**THE PROBLEM**
Lines from the entries below that hold "PingFang" form the answer; copy all of them.

**MATERIAL PROVIDED**
┏━━

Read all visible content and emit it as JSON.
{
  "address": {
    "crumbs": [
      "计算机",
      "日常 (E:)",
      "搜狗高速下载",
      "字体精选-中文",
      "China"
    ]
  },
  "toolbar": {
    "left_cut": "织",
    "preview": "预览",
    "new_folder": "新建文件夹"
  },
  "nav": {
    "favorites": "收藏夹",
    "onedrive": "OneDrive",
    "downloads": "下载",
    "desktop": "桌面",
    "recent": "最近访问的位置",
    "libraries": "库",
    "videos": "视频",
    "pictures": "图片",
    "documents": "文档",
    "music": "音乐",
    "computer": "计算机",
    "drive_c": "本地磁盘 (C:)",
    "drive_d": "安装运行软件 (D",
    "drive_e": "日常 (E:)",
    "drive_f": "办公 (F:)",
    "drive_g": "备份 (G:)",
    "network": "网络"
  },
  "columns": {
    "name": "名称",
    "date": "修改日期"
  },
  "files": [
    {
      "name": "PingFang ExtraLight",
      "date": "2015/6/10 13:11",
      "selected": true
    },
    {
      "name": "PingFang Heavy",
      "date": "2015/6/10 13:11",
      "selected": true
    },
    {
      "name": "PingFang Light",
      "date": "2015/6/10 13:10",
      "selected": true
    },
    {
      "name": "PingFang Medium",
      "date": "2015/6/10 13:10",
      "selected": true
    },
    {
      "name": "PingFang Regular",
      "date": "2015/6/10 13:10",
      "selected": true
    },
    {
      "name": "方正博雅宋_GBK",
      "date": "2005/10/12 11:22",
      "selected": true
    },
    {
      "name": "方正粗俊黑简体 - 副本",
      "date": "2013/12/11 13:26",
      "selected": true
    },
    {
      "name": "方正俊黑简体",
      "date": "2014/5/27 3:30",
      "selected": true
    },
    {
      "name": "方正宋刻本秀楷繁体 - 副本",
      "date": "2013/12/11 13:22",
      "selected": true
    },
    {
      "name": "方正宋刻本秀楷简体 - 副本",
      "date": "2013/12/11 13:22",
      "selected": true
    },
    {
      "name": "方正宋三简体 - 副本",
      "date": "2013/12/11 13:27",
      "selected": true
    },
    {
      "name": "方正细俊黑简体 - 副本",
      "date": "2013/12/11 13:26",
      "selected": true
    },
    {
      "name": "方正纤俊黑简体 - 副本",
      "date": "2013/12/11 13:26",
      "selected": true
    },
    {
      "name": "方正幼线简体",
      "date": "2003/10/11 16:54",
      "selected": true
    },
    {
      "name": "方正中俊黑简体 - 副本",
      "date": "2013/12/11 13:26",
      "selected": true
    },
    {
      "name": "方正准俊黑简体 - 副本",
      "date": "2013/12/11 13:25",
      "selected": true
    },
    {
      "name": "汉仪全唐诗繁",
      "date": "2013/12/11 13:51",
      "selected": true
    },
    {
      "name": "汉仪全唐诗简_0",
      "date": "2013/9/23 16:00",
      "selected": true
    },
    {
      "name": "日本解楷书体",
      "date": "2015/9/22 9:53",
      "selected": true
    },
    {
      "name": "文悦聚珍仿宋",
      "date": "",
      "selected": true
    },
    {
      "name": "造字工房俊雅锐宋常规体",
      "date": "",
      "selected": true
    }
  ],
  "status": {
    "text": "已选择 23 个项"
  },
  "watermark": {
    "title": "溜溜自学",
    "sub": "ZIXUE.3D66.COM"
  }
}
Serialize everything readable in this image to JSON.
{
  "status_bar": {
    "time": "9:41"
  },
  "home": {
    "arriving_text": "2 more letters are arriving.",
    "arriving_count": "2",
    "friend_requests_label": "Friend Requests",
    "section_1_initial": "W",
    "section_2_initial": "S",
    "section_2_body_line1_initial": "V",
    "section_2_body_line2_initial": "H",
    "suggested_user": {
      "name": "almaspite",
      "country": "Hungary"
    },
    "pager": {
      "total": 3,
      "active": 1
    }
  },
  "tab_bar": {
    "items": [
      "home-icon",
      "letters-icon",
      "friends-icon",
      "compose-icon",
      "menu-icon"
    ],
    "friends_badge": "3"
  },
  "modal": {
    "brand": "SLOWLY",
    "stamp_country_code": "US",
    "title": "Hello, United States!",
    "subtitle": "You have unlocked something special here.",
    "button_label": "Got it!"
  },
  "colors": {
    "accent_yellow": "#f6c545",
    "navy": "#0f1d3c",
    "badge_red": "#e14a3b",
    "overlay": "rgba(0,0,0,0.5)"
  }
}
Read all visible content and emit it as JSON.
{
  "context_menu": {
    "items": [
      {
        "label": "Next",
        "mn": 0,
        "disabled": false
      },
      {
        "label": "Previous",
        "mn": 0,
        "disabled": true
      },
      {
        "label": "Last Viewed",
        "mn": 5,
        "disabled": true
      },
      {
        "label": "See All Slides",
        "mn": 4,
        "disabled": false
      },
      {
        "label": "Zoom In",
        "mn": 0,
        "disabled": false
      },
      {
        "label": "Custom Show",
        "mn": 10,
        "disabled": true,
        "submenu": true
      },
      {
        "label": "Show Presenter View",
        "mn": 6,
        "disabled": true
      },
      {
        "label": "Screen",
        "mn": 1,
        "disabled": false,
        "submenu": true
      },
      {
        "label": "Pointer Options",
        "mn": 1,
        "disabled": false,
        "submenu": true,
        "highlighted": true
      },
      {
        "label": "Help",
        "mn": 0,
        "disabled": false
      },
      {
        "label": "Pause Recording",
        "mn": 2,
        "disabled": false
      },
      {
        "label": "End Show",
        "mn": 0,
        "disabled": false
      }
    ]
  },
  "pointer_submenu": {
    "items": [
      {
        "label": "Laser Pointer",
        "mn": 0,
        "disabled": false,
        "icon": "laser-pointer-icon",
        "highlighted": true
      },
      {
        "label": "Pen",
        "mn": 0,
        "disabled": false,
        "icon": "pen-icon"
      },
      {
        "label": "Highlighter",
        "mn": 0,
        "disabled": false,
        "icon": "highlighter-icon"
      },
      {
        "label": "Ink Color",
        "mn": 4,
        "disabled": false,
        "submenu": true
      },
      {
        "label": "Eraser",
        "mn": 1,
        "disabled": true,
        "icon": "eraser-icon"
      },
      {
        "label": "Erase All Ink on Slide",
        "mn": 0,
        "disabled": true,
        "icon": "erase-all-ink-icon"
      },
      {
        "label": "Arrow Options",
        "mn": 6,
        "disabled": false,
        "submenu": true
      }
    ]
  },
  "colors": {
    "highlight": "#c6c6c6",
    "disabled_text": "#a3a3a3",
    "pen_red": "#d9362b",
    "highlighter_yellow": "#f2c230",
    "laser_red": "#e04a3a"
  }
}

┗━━

**ANSWER AREA**
      "name": "PingFang ExtraLight",
      "name": "PingFang Heavy",
      "name": "PingFang Light",
      "name": "PingFang Medium",
      "name": "PingFang Regular",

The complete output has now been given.